In frigid Toronto, women dive into an ice-cold lake for energy boost

TORONTO (Reuters) -Clad in their swimsuits, a toque and warm wool mittens, a group of giddy Canadian women dunked into an ice-cold Lake Ontario on Wednesday for a sunrise swim, cheering each other while enjoying the orange hues of the winter sun and the chill wind.

While the rest of Toronto was wrapped in winter coats and thick scarves, this group of about 20 women took the plunge in -24 degrees Celsius (11.2 Fahrenheit), made cooler by the icy wind.

The swimmers gathered early morning with thermoses in their hands before stripping off their winter coats and running into the approaching waves.

"This is definitely pushing the limits," Anna Clarey, one of the swimmers, said before stepping into the water.

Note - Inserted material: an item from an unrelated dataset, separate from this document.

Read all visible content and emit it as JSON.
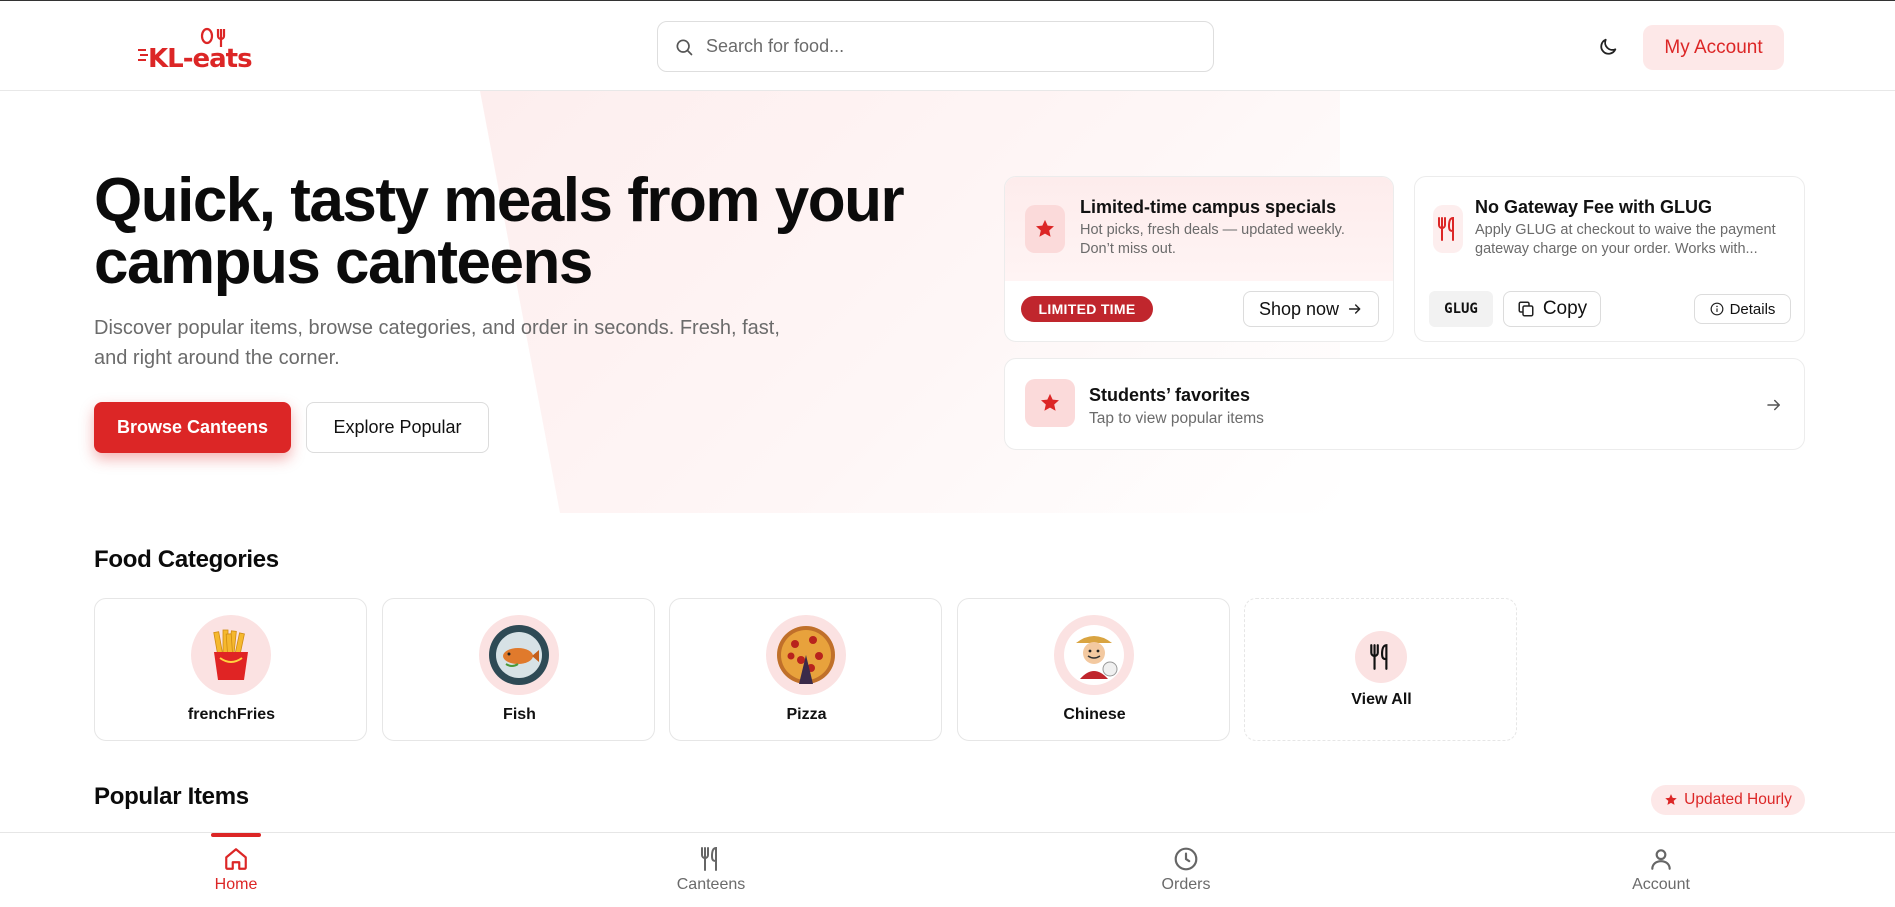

"With the wind chill, it's about -25 degrees Celsius ... this is one of the most challenging days, but it will be great," said Clarey, who spent about five minutes in the water, said.

She is not alone braving the frigid conditions. Many Toronto residents regularly dip into ice-cold waters, seeking health benefits.

Cold plunges have become increasingly popular in Canada and are believed to have health benefits by some advocates, including reduced inflammation, enhanced blood circulation, and elevated levels of dopamine and endorphins, leading to increased joy and energy throughout the day.

While these benefits have not been scientifically established, organizations like the American Heart Association have warned about potential health risks from the activity.

Martina Marek said she has embraced cold exposure for eight years, after witnessing the impact of Alzheimer's on a friend named Bernie. For the first three years, she plunged alone before forming a group.

"I learnt about all the health benefits it's going to give me," Marek said.

Marek's group of over 60 individuals communicate on Whatsapp and can join the group only after participating in two dips.

Toronto is getting its first brush of winter in January as temperature drops below -10 degrees Celsius, following an unusually warm Christmas with no snow.

When they emerged onto the icy shore of the lake after the dip, the women celebrated briefly before dashing into the warmth.

"It shoots my dopamine levels high, my endorphins high and all day I'm just full of energy," Marek added.

(Reporting by Nivedita Balu and Kyaw Soe Oo in TorontoEditing by Denny Thomas and Aurora Ellis)